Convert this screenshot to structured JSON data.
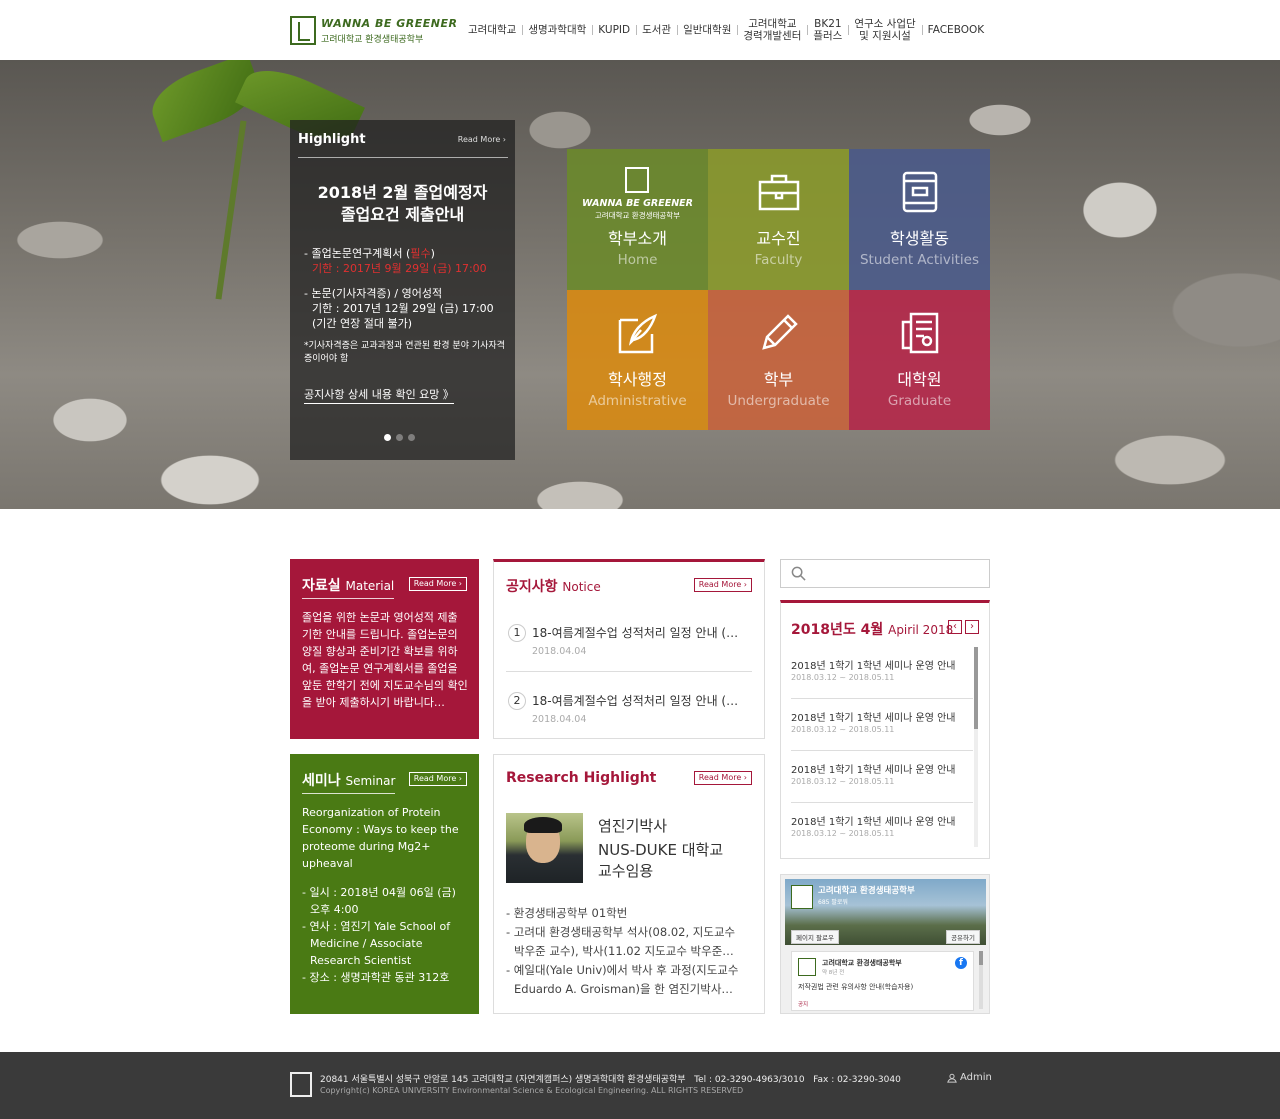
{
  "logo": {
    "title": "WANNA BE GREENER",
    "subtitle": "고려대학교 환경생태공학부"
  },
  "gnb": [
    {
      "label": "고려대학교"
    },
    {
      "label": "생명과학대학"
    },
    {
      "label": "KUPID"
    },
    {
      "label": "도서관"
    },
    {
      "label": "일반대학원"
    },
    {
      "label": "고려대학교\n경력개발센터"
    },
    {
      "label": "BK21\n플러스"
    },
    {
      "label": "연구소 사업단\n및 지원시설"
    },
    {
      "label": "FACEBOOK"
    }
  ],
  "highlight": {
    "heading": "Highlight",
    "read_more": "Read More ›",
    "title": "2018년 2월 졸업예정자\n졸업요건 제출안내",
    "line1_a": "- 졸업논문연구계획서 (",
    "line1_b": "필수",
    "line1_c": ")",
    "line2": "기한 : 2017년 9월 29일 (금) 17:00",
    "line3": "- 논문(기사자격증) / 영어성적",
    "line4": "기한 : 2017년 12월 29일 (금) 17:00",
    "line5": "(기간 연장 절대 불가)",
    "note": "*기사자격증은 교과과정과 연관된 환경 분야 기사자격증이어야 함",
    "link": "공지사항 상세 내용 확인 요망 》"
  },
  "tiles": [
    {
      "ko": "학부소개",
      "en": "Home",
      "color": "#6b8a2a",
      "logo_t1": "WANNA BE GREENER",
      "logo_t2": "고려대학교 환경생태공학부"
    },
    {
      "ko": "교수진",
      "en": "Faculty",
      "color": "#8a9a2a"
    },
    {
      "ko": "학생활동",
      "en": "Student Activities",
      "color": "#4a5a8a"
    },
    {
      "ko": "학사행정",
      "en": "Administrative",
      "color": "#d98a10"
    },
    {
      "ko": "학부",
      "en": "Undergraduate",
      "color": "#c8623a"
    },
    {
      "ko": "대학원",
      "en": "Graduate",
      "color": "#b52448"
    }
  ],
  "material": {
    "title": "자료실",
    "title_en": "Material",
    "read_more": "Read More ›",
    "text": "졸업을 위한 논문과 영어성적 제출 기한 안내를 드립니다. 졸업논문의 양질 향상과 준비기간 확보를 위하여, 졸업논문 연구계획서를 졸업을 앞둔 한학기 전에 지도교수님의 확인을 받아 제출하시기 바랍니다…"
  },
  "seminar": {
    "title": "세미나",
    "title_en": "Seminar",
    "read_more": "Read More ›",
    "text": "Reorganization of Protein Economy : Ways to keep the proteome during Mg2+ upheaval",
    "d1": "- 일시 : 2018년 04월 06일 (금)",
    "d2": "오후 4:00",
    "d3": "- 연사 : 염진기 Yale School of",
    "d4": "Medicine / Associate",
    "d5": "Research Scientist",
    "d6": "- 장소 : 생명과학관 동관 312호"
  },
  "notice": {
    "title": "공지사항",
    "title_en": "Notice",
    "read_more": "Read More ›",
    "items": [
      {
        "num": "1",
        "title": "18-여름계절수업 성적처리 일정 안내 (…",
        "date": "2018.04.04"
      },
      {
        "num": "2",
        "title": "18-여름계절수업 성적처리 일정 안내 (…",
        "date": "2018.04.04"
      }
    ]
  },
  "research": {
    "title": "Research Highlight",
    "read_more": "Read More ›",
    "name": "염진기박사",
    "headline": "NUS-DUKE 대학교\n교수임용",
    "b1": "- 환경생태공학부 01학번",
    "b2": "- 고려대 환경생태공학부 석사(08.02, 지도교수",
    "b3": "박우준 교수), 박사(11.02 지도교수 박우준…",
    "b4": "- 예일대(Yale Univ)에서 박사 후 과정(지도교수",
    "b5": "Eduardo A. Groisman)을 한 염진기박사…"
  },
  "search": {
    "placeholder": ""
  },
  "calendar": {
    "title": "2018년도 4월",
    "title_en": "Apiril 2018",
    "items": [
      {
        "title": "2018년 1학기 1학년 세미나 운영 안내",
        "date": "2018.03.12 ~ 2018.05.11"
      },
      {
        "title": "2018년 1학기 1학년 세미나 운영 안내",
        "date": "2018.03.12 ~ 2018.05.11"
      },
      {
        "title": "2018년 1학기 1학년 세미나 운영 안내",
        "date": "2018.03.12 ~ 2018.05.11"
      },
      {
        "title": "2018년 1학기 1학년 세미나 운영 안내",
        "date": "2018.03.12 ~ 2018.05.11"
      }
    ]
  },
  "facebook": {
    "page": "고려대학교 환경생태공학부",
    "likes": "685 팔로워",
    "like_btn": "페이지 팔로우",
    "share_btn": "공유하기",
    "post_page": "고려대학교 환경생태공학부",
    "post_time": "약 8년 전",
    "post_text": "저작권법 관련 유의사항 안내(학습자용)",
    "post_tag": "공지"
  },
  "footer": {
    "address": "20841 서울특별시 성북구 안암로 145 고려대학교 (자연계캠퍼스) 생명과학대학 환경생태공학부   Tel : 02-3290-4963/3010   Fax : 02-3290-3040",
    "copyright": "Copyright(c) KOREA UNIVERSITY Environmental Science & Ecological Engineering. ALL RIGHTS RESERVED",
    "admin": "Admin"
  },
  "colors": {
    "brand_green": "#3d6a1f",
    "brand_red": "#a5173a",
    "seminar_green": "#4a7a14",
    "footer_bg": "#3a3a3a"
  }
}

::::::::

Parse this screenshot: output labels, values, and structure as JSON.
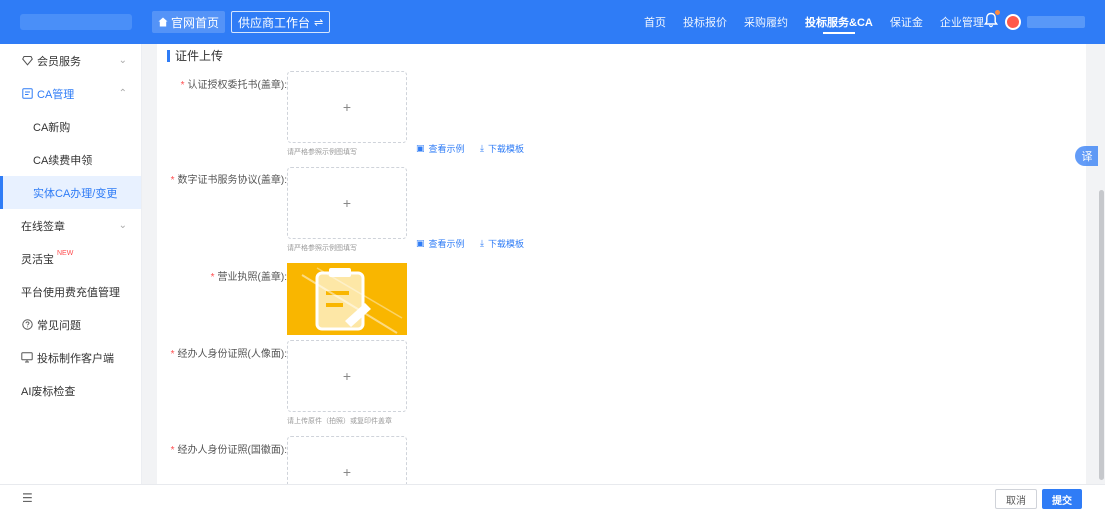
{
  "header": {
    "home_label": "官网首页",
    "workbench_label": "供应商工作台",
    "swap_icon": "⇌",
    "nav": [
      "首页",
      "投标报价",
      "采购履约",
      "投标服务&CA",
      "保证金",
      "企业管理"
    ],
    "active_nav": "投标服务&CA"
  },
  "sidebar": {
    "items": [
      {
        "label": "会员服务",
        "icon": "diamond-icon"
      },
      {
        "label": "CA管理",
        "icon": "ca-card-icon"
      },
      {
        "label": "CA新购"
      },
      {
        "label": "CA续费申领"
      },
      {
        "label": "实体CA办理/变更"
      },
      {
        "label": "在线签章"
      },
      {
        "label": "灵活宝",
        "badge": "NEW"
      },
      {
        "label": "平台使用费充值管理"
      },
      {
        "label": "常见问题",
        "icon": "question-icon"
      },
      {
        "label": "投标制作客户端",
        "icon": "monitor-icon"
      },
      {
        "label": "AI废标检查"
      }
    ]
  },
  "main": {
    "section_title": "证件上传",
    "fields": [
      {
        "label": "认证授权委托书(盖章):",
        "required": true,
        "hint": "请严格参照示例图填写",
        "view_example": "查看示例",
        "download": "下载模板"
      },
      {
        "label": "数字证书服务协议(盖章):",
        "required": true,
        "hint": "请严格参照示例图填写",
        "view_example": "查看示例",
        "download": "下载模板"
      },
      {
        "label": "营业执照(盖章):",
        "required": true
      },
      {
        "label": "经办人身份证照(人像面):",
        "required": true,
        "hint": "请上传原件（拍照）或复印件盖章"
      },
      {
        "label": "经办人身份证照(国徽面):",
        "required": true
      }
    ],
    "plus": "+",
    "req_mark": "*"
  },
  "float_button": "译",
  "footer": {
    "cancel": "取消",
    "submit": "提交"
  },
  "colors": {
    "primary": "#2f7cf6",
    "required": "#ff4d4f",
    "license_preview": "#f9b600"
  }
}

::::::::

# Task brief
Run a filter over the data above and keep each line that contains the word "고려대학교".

# Answer for this exercise
    "subtitle": "고려대학교 환경생태공학부"
      "label": "고려대학교"
      "label": "고려대학교\n경력개발센터"
      "logo_t2": "고려대학교 환경생태공학부"
    "page": "고려대학교 환경생태공학부",
    "post_page": "고려대학교 환경생태공학부",
    "address": "20841 서울특별시 성북구 안암로 145 고려대학교 (자연계캠퍼스) 생명과학대학 환경생태공학부   Tel : 02-3290-4963/3010   Fax : 02-3290-3040",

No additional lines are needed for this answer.